Studying abroad is quite different from vacationing. Being abroad for an extended period means that you are much more likely to need to seek out basic services – with everything from haircuts to health care. Thus, there is much more to plan for and much more to be prepared for.
While in Kyiv, I got a head cold. This was thankfully before the coronavirus issue had become global, so it wasn’t as potentially concerning as it could have been. However, it did give me a very interesting first-hand experience with Ukrainian healthcare.
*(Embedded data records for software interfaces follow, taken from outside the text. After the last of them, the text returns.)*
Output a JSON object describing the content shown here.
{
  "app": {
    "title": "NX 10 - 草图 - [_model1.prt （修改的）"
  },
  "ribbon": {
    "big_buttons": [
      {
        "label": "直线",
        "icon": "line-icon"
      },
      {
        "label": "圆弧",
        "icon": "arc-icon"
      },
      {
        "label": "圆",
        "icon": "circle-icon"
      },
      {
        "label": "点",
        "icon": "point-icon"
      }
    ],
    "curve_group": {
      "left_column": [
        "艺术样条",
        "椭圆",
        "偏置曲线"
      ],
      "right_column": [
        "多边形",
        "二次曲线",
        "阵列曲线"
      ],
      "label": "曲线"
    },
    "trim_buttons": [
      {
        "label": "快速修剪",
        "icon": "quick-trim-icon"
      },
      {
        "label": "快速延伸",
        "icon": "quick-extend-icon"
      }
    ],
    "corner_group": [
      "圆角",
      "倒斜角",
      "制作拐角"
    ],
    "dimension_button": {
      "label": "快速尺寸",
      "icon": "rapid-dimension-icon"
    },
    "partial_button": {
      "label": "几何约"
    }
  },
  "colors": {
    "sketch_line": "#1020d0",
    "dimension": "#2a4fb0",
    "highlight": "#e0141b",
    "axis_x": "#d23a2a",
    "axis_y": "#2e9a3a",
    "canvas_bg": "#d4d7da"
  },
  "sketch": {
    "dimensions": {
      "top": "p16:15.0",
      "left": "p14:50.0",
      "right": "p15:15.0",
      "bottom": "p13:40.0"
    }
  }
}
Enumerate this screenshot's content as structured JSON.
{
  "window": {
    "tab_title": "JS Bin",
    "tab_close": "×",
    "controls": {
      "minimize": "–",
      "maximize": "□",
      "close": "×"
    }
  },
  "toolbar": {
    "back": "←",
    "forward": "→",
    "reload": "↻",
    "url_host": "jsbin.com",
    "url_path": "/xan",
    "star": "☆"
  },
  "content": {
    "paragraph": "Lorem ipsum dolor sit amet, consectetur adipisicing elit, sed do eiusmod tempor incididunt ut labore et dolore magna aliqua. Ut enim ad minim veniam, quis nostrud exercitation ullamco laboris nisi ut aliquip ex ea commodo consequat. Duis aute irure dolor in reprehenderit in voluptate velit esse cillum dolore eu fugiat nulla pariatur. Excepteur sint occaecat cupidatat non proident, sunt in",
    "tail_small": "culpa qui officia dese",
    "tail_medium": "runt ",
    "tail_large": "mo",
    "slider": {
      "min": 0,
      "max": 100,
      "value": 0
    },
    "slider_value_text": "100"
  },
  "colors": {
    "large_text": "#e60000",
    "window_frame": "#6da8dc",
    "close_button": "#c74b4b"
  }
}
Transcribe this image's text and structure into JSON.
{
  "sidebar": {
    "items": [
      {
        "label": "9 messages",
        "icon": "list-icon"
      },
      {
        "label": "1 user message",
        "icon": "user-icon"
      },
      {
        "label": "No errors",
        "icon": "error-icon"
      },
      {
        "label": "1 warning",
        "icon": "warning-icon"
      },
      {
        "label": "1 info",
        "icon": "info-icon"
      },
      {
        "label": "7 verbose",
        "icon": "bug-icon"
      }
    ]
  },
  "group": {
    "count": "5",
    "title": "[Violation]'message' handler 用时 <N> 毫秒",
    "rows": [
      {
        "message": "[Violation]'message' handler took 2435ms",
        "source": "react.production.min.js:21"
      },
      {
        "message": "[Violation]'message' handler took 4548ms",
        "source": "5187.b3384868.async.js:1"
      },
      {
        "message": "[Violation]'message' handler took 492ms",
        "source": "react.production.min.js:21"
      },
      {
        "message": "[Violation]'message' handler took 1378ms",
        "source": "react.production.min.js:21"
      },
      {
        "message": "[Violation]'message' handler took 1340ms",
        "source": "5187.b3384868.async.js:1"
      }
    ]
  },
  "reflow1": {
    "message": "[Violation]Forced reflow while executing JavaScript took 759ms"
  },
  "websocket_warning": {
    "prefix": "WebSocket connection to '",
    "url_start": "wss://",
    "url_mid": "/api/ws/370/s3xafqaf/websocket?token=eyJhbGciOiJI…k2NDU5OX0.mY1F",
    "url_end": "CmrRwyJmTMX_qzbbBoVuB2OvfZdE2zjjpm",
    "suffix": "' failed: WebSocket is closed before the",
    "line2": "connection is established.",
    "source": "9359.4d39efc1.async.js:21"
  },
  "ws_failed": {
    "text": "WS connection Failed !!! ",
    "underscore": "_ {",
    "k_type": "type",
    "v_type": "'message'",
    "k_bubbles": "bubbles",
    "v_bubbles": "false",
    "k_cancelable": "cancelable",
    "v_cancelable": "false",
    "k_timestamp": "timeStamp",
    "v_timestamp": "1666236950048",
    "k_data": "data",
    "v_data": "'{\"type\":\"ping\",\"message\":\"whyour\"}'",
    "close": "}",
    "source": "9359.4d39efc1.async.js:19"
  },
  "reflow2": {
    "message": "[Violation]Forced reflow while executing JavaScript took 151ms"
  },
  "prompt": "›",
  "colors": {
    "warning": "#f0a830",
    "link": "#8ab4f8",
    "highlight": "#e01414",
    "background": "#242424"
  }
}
I woke up one morning not feeling great. My head hurt. I had a sore throat and a runny nose. I texted the director of my SRAS/Novamova program in Kyiv and she told me that my host family would help me get to a doctor and that they knew the procedure. I walked out of my room and told my host mom that I was not feeling well. Interestingly, before I could explain that I wanted to see a doctor, my host mom asked if I wanted antibiotics. She is a pharmacist and most antibiotics are over-the-counter in Ukraine. For this reason, in Ukraine, it is common to only go to the doctor for serious issues. Minor things like a head cold are very often handled by just consulting a pharmacist. Nonetheless, as an American, I was intent on seeing a doctor first.
In the NovaMova handbook they list some English-speaking doctors around Kyiv. I was told that the best place to go was American Medical Center. As I began to research them, my host mom knocked on my door. She informed me that she had gotten me an appoint at a private Ukrainian hospital and that we would be going soon. This worried me greatly as I could not speak Russian on a level that would allow me to fluently describe my condition and the doctor most likely would not speak great English. However, I was sick, my host mom would be helping me, and so I agreed to go.
Now, some may be thinking that going to a Ukrainian hospital would be good because Ukraine has free healthcare. However, healthcare is free in Ukraine only for citizens and only through state run hospitals. The state hospitals generally do not have a great reputation and, if a Ukrainian has the option, they are likely to go to a private hospital. My host mom took me to one with the interesting name of “Boris.” We went to the front desk and arrived at out first obstacle: the staff did not even know the Latin alphabet. When I gave them my passport, in which my name is written in English, the receptionist could not read it. After struggling a bit, she wrote my name as Johan Joseph (Ukrainians don’t have middle names, and tend to be confused by ours). As is often the case, the most important thing was that we had the paperwork technically complete, even if all the blanks weren’t entirely accurately filled. Thus, we were able to proceed to the waiting area.
We did not wait long before being called to a room. The doctor was an older woman and after hearing that I am American she began to speak in broken English that was good enough to convey that she was an ears, nose, and throat doctor. I explained my symptoms and she began her examination. One of the weirdest things about the visit was that she did not have disposable tools. She used a metal tongue compressor and metal instruments to look into my ears and nose. I am sure they were all sanitary, but it was still very strange to me. She came to the conclusion that I had a throat infection and that I should try to fight it on my own. She advised me to get lozenges for my throat and pain killers for my headache and to wait it out. If, after five days, I was not better, then we could start on antibiotics. With this advice, my host mom and I went to the pharmacy.
Although the visit wasn’t free, it also did not cost much. The doctor’s visit was about 600 hryvnia or about $25. I had the option to submit a claim with my overseas insurance but for such a minimal amount, I did not find it worth it. I went ahead and just paid out of pocket.
There is a pharmacy on every corner in Kyiv. We went to the closest one and got the medicine. However, my host mom suggested I start the antibiotics now because my program had a trip to Moldova coming up. I agreed and began the antibiotic that night. The thing I really needed was nasal and chest decongestion medicine. However, I found I couldn’t communicate easily what these were, and thus found them hard to acquire.
It is hard to be sick when you are in an unfamiliar place and you cannot speak the language very well. Everyone traveling abroad needs to be aware of the possibility that they might get sick and prepare for it. My recommendation is to pack some basic cold and flu medicine with you from the United States. I assumed it would be possible to buy it while in Ukraine, but medicine – including what is over the counter and what is not, and the names of specific drugs and the brand names available can differ strongly from country to country. I was eventually able to find cold medicine and decongestants, but they were not very strong, and I had to take it multiple times a day. The antibiotics and other medicine came to just under $30 for everything. If you are studying abroad with SRAS, you can always ask that someone go with you to the doctor to help translate. Just ask your program coordinator. Also try to go to a doctor that is advertised as an English speaker. This can simplify things. Finally, especially today, you should also make sure that you take measures to prevent getting sick. Vitamins can help, as can exercise. Make sure you bring appropriate clothing and an umbrella. Try to sleep and eat well. And, of course, wash your hands often.